Nike designed revolutionary spike for Shelly-Ann Fraser-Pryce to make history

Shelly-Ann Fraser-Pryce has the support of a cross-functional Nike team (designers, engineers, and scientists) which has designed a revolutionary pair of spikes for the World and Olympic champion help propel her to make history at 2016 Rio Olympic Games in Brazil.

According to Nike, the new spikes will optimise Frase-Pryce’s strides after bolting out the starting blocks into the three sprint phases — drive (the first 30 meters of the race, maximum velocity (30 – 80meters) and maintenance, keeping her position through to 100-metre mark. The team examined why Fraser-Pryce felt fatigue at this stage.

Nike Zoom Superfly Elite
Nike Zoom Superfly Elite

Sprinters tackle these phases through either a stride-rate or stride-length approach, meaning some sprinters are superb off the blocks while others are experts at catching pace deep in the dash. The gifted runner who can master all phases breaks records.

Shelly-Ann Fraser-Pryce is a prototypical stride-rate runner. Standing at just 5 feet 1 inch, Fraser-Pryce offsets her lack of leg length with an unprecedented technical command of the race. That mastery has won her three world titles, along with gold in Beijing in 2008 and London in 2012. Fraser-Pryce, the fourth fastest woman in the history of the 100m with a time of 10.70, is aiming to defend her 100m and 200m titles at Rio.

Shelly-Ann Fraser-Pryce at Nike's NSRL (Nike Sports Research Lab).
Shelly-Ann Fraser-Pryce at Nike’s NSRL (Nike Sports Research Lab).

The team captured data to measure her speed off the blocks and on the track — further defining her stride characteristics. With this information, they fixated on propulsion and a vital feature of any great running tool: energy return.

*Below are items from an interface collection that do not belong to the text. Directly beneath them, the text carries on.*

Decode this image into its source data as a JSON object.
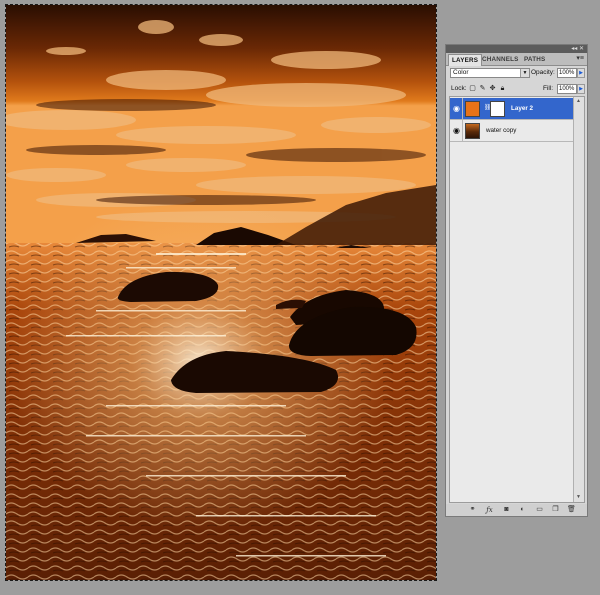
{
  "panel": {
    "tabs": [
      "LAYERS",
      "CHANNELS",
      "PATHS"
    ],
    "blend_mode": "Color",
    "opacity_label": "Opacity:",
    "opacity_value": "100%",
    "lock_label": "Lock:",
    "fill_label": "Fill:",
    "fill_value": "100%",
    "layers": [
      {
        "name": "Layer 2",
        "selected": true,
        "visible": true,
        "thumb_color": "#e87318"
      },
      {
        "name": "water copy",
        "selected": false,
        "visible": true,
        "thumb_color": "#5a3a1a"
      }
    ],
    "bottom_icons": [
      "link-layers-icon",
      "fx-icon",
      "add-mask-icon",
      "adjustment-layer-icon",
      "new-group-icon",
      "new-layer-icon",
      "trash-icon"
    ]
  },
  "colors": {
    "selection_blue": "#3366cc",
    "photo_tint": "#d9650f",
    "workspace_gray": "#9d9d9d"
  }
}
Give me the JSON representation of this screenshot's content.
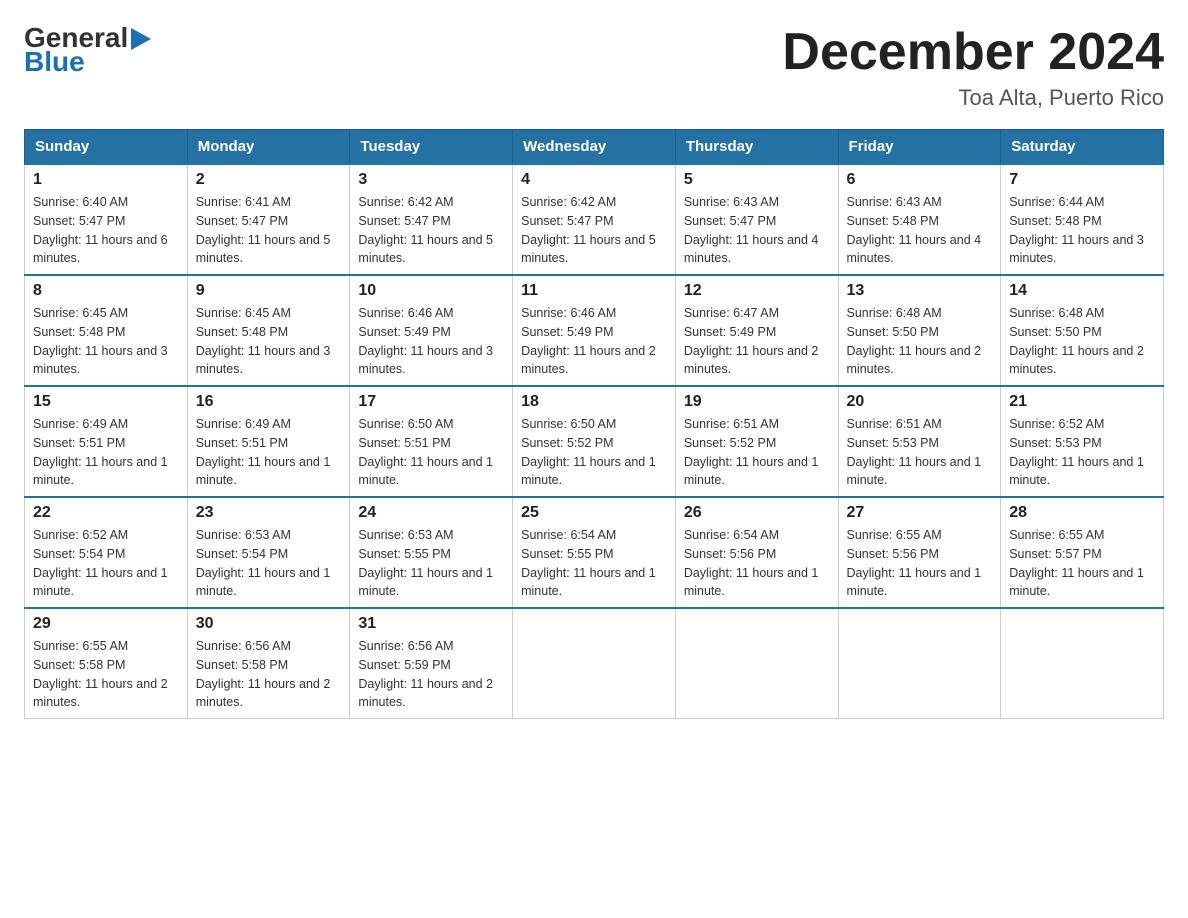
{
  "header": {
    "logo_general": "General",
    "logo_blue": "Blue",
    "month_title": "December 2024",
    "location": "Toa Alta, Puerto Rico"
  },
  "days_of_week": [
    "Sunday",
    "Monday",
    "Tuesday",
    "Wednesday",
    "Thursday",
    "Friday",
    "Saturday"
  ],
  "weeks": [
    [
      {
        "day": "1",
        "sunrise": "Sunrise: 6:40 AM",
        "sunset": "Sunset: 5:47 PM",
        "daylight": "Daylight: 11 hours and 6 minutes."
      },
      {
        "day": "2",
        "sunrise": "Sunrise: 6:41 AM",
        "sunset": "Sunset: 5:47 PM",
        "daylight": "Daylight: 11 hours and 5 minutes."
      },
      {
        "day": "3",
        "sunrise": "Sunrise: 6:42 AM",
        "sunset": "Sunset: 5:47 PM",
        "daylight": "Daylight: 11 hours and 5 minutes."
      },
      {
        "day": "4",
        "sunrise": "Sunrise: 6:42 AM",
        "sunset": "Sunset: 5:47 PM",
        "daylight": "Daylight: 11 hours and 5 minutes."
      },
      {
        "day": "5",
        "sunrise": "Sunrise: 6:43 AM",
        "sunset": "Sunset: 5:47 PM",
        "daylight": "Daylight: 11 hours and 4 minutes."
      },
      {
        "day": "6",
        "sunrise": "Sunrise: 6:43 AM",
        "sunset": "Sunset: 5:48 PM",
        "daylight": "Daylight: 11 hours and 4 minutes."
      },
      {
        "day": "7",
        "sunrise": "Sunrise: 6:44 AM",
        "sunset": "Sunset: 5:48 PM",
        "daylight": "Daylight: 11 hours and 3 minutes."
      }
    ],
    [
      {
        "day": "8",
        "sunrise": "Sunrise: 6:45 AM",
        "sunset": "Sunset: 5:48 PM",
        "daylight": "Daylight: 11 hours and 3 minutes."
      },
      {
        "day": "9",
        "sunrise": "Sunrise: 6:45 AM",
        "sunset": "Sunset: 5:48 PM",
        "daylight": "Daylight: 11 hours and 3 minutes."
      },
      {
        "day": "10",
        "sunrise": "Sunrise: 6:46 AM",
        "sunset": "Sunset: 5:49 PM",
        "daylight": "Daylight: 11 hours and 3 minutes."
      },
      {
        "day": "11",
        "sunrise": "Sunrise: 6:46 AM",
        "sunset": "Sunset: 5:49 PM",
        "daylight": "Daylight: 11 hours and 2 minutes."
      },
      {
        "day": "12",
        "sunrise": "Sunrise: 6:47 AM",
        "sunset": "Sunset: 5:49 PM",
        "daylight": "Daylight: 11 hours and 2 minutes."
      },
      {
        "day": "13",
        "sunrise": "Sunrise: 6:48 AM",
        "sunset": "Sunset: 5:50 PM",
        "daylight": "Daylight: 11 hours and 2 minutes."
      },
      {
        "day": "14",
        "sunrise": "Sunrise: 6:48 AM",
        "sunset": "Sunset: 5:50 PM",
        "daylight": "Daylight: 11 hours and 2 minutes."
      }
    ],
    [
      {
        "day": "15",
        "sunrise": "Sunrise: 6:49 AM",
        "sunset": "Sunset: 5:51 PM",
        "daylight": "Daylight: 11 hours and 1 minute."
      },
      {
        "day": "16",
        "sunrise": "Sunrise: 6:49 AM",
        "sunset": "Sunset: 5:51 PM",
        "daylight": "Daylight: 11 hours and 1 minute."
      },
      {
        "day": "17",
        "sunrise": "Sunrise: 6:50 AM",
        "sunset": "Sunset: 5:51 PM",
        "daylight": "Daylight: 11 hours and 1 minute."
      },
      {
        "day": "18",
        "sunrise": "Sunrise: 6:50 AM",
        "sunset": "Sunset: 5:52 PM",
        "daylight": "Daylight: 11 hours and 1 minute."
      },
      {
        "day": "19",
        "sunrise": "Sunrise: 6:51 AM",
        "sunset": "Sunset: 5:52 PM",
        "daylight": "Daylight: 11 hours and 1 minute."
      },
      {
        "day": "20",
        "sunrise": "Sunrise: 6:51 AM",
        "sunset": "Sunset: 5:53 PM",
        "daylight": "Daylight: 11 hours and 1 minute."
      },
      {
        "day": "21",
        "sunrise": "Sunrise: 6:52 AM",
        "sunset": "Sunset: 5:53 PM",
        "daylight": "Daylight: 11 hours and 1 minute."
      }
    ],
    [
      {
        "day": "22",
        "sunrise": "Sunrise: 6:52 AM",
        "sunset": "Sunset: 5:54 PM",
        "daylight": "Daylight: 11 hours and 1 minute."
      },
      {
        "day": "23",
        "sunrise": "Sunrise: 6:53 AM",
        "sunset": "Sunset: 5:54 PM",
        "daylight": "Daylight: 11 hours and 1 minute."
      },
      {
        "day": "24",
        "sunrise": "Sunrise: 6:53 AM",
        "sunset": "Sunset: 5:55 PM",
        "daylight": "Daylight: 11 hours and 1 minute."
      },
      {
        "day": "25",
        "sunrise": "Sunrise: 6:54 AM",
        "sunset": "Sunset: 5:55 PM",
        "daylight": "Daylight: 11 hours and 1 minute."
      },
      {
        "day": "26",
        "sunrise": "Sunrise: 6:54 AM",
        "sunset": "Sunset: 5:56 PM",
        "daylight": "Daylight: 11 hours and 1 minute."
      },
      {
        "day": "27",
        "sunrise": "Sunrise: 6:55 AM",
        "sunset": "Sunset: 5:56 PM",
        "daylight": "Daylight: 11 hours and 1 minute."
      },
      {
        "day": "28",
        "sunrise": "Sunrise: 6:55 AM",
        "sunset": "Sunset: 5:57 PM",
        "daylight": "Daylight: 11 hours and 1 minute."
      }
    ],
    [
      {
        "day": "29",
        "sunrise": "Sunrise: 6:55 AM",
        "sunset": "Sunset: 5:58 PM",
        "daylight": "Daylight: 11 hours and 2 minutes."
      },
      {
        "day": "30",
        "sunrise": "Sunrise: 6:56 AM",
        "sunset": "Sunset: 5:58 PM",
        "daylight": "Daylight: 11 hours and 2 minutes."
      },
      {
        "day": "31",
        "sunrise": "Sunrise: 6:56 AM",
        "sunset": "Sunset: 5:59 PM",
        "daylight": "Daylight: 11 hours and 2 minutes."
      },
      null,
      null,
      null,
      null
    ]
  ]
}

To optimise that coveted rebound off the track (pushing Fraser-Pryce past fatigue), the group sought to deliver the ideal plate stiffness for the sprinter’s power and foot size.

Their first cues came from nature, with ocean organisms providing a geometrical structural that was both light and stiff. Computational design and rapid 3D prototyping next allowed for a pace of testing fitting of the 100 meters itself: The team quickly produced an array of plates yielding a comprehensive understanding of how much and where stiffness suited Fraser-Pryce’s needs.

Additionally, the process allowed the above-mentioned organic structures to commune with the natural motion of the foot, leading to the creation of a spike plate that eliminated traditional screw-in spikes in favour of fixed pins and an increase of secondary traction. This ensures the foot is closer to the track and, thus, faster off it. Add all the advances together and Fraser-Pryce is moving quicker, for longer, and getting incrementally closer to her next personal best.